What we see here is that the believers of biblical times did not expect God to prevent suffering from happening to the decent but vulnerable. They did expect and demand that God would bring the wicked to account in His judgment. And that is a fair demand. It is worth noting, at least briefly, that this same expectation of judgment after the fact is promised in the New Testament as well. Matthew 18:6-7 gives the fate of those who cause believers to stumble. As it is written in Matthew 18:6-7: ““But whoever causes one of these little ones who believe in Me to sin, it would be better for him if a millstone were hung around his neck, and he were drowned in the depth of the sea. Woe to the world because of offenses! For offenses must come, but woe to that man by whom the offense comes!”

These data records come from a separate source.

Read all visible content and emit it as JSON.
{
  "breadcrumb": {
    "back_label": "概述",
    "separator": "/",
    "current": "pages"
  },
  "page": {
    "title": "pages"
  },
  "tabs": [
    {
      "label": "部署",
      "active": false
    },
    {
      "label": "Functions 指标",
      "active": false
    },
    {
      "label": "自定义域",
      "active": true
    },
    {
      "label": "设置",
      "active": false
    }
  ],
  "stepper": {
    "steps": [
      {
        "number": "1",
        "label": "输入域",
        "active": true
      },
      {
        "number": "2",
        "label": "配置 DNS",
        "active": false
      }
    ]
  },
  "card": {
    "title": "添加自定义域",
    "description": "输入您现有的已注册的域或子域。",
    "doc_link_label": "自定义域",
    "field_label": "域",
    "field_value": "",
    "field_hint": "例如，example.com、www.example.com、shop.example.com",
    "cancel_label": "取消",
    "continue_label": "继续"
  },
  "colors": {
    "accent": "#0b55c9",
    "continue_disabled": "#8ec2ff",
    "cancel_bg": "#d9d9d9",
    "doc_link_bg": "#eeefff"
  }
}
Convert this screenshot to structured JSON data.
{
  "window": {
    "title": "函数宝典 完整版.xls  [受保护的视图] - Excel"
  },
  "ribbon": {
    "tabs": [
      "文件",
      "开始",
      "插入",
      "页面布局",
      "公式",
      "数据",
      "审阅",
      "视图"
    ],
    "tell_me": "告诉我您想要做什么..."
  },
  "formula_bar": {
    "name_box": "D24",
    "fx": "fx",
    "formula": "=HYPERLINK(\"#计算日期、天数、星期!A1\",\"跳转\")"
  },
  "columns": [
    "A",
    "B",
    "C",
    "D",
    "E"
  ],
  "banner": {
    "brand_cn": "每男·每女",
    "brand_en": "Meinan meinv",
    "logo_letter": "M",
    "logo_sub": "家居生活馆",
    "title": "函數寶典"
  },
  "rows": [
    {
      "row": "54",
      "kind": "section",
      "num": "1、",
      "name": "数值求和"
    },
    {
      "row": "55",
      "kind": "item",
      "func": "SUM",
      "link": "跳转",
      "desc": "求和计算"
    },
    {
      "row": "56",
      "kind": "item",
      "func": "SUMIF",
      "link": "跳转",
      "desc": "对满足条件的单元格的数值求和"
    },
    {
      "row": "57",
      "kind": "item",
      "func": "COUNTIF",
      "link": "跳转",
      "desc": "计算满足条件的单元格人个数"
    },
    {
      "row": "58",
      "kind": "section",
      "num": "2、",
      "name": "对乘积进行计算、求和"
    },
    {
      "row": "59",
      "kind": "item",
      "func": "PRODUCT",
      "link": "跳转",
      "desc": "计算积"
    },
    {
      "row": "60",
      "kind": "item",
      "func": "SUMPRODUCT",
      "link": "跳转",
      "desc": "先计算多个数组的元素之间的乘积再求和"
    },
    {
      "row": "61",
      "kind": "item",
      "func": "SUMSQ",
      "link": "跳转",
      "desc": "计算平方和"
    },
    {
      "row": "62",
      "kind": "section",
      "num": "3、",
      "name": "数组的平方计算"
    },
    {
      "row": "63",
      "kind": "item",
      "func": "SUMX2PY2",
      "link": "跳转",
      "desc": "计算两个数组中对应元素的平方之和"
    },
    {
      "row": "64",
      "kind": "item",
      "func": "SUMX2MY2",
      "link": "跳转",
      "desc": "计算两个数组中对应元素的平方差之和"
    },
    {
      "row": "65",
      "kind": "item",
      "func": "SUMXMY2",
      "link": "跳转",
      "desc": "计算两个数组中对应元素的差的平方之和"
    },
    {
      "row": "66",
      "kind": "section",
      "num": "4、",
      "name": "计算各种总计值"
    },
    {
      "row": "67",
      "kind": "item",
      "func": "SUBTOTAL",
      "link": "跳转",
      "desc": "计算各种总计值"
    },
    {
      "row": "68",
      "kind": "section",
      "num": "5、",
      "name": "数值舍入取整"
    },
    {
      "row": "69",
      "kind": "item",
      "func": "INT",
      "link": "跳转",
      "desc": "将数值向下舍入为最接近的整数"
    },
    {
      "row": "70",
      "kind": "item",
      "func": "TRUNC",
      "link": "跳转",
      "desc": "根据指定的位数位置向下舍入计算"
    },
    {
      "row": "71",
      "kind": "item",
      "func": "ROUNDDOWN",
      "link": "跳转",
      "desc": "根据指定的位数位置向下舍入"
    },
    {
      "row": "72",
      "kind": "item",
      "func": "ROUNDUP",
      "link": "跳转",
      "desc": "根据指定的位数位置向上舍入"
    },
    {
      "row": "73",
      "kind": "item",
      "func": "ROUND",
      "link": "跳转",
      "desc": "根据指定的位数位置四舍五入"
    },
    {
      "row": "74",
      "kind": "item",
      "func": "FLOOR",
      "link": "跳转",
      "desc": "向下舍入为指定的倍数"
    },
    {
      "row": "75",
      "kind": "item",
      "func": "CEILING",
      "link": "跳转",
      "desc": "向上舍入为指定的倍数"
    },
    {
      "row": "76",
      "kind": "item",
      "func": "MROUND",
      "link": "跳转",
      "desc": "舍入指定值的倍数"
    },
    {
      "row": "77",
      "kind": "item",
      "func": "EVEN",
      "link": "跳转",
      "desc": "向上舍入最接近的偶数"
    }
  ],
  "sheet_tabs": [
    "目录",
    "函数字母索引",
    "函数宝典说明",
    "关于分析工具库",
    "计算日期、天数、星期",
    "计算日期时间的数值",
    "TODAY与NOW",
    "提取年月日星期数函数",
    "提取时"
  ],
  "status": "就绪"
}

Let us not think that the writers of the Bible were ignorant of the sorts of evils that lurked in the dark hearts of mankind and womankind. Let us not think that the Bible presents a view that believers are promised protection from all the evils of a fallen world and that everything will go well and easily for those whom God has called. Contrary to the accusations of contemporary atheists, the Bible has never shied away from addressing the problem of evil as it relates to believers or to humanity as a whole. All too often in the melancholy course of human history the vulnerable have suffered greatly because of the wickedness of those who had the force to satisfy their dark desires. The Bible clearly details the wickedness that has resulted from the influence of Satan and his demons as well as the corrupt bent of our own hearts and minds and behavior. And nowhere in the Bible does God give a blanket promise that believers would be spared from the experience of the sorts of evils that exist as a result of people rejecting God and gratifying their own corrupt and evil desires. Yet God does promise that those who are faithful to Him will inherit eternal life, and that those who reject His ways and oppress and exploit others will suffer judgment. Is it so unreasonable, even in a wicked world like this one, that God would ask us to trust Him that He knows what He is doing and that He will make everything work out in the end? For it is not yet the end of the story.